Work task: Search the entries for the word "JSON" and report each line that has it.

Record excerpts:
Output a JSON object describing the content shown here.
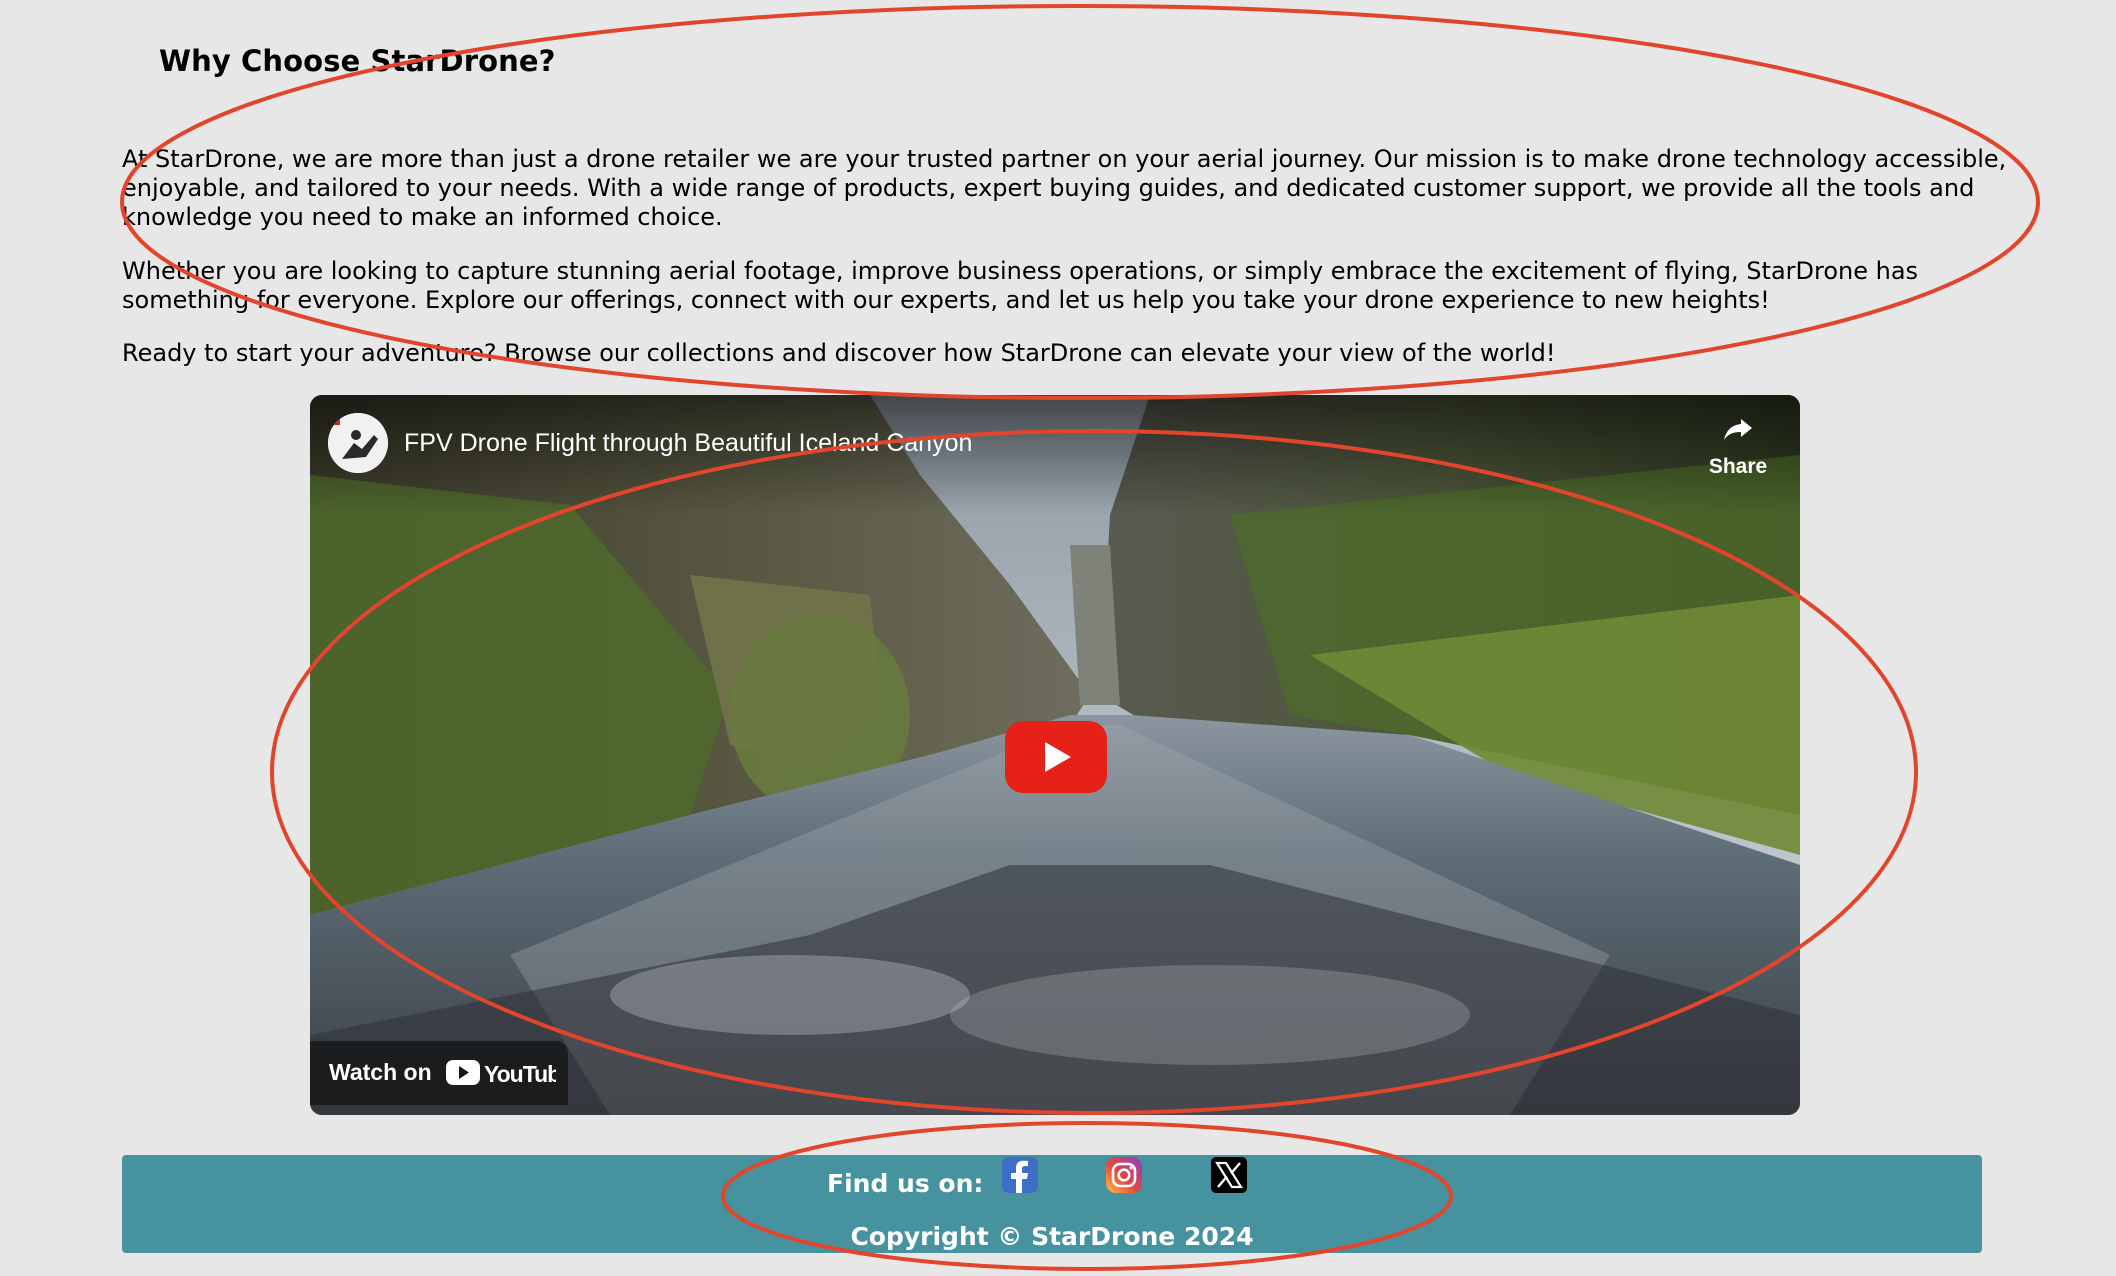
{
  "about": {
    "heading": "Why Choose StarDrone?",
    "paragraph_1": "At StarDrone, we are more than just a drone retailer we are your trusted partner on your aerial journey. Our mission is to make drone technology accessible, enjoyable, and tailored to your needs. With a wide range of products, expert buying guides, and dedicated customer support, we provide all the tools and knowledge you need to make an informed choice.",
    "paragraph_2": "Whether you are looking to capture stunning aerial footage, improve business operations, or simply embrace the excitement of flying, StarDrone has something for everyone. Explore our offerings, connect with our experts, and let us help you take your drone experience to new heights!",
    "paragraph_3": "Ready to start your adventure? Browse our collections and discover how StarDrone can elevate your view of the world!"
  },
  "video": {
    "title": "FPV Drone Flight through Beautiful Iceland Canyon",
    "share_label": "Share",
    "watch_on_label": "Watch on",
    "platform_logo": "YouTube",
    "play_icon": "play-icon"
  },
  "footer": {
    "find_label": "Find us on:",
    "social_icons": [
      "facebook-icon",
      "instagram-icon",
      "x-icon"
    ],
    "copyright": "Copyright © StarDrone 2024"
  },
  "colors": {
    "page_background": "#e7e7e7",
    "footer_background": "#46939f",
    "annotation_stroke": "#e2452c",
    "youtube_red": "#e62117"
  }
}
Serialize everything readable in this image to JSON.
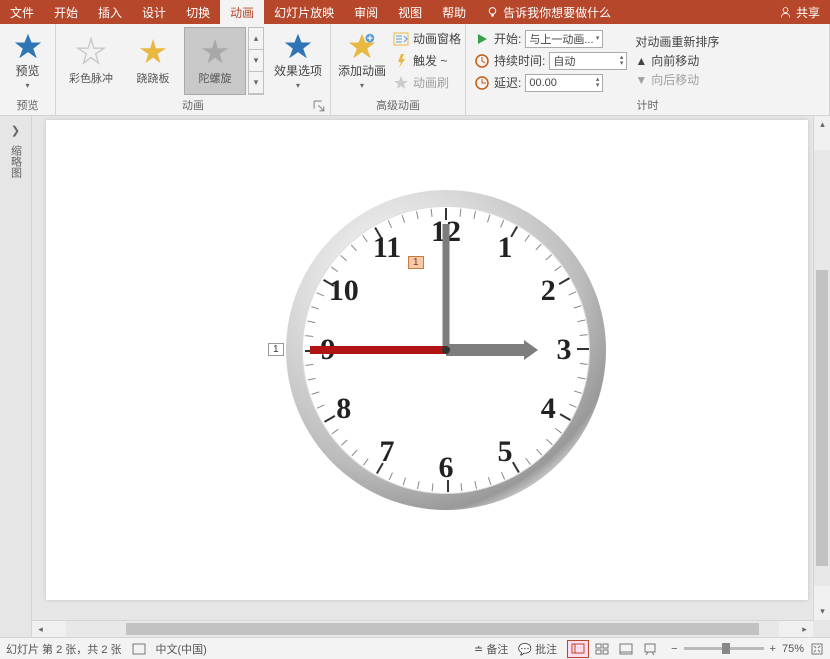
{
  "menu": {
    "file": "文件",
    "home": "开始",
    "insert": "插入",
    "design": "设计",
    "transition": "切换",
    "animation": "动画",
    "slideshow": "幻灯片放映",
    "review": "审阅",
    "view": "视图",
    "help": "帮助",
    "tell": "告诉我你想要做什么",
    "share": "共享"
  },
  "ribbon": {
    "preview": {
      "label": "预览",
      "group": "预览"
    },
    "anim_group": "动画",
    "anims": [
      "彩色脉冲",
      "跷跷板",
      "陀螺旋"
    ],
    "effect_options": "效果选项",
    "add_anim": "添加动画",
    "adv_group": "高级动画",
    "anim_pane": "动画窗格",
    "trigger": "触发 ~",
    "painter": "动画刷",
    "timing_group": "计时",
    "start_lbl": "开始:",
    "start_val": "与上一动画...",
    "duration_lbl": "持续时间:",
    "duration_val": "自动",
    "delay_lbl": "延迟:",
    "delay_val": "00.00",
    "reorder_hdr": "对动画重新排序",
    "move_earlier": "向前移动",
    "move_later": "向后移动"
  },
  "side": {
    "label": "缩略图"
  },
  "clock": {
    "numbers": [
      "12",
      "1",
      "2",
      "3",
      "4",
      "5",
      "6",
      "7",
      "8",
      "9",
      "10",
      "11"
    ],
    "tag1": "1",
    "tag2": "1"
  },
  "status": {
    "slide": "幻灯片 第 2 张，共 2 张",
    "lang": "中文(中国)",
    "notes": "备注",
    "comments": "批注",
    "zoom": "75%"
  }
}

Response to the exercise:
Output a JSON object describing the content shown here.
Serialize everything readable in this image to JSON.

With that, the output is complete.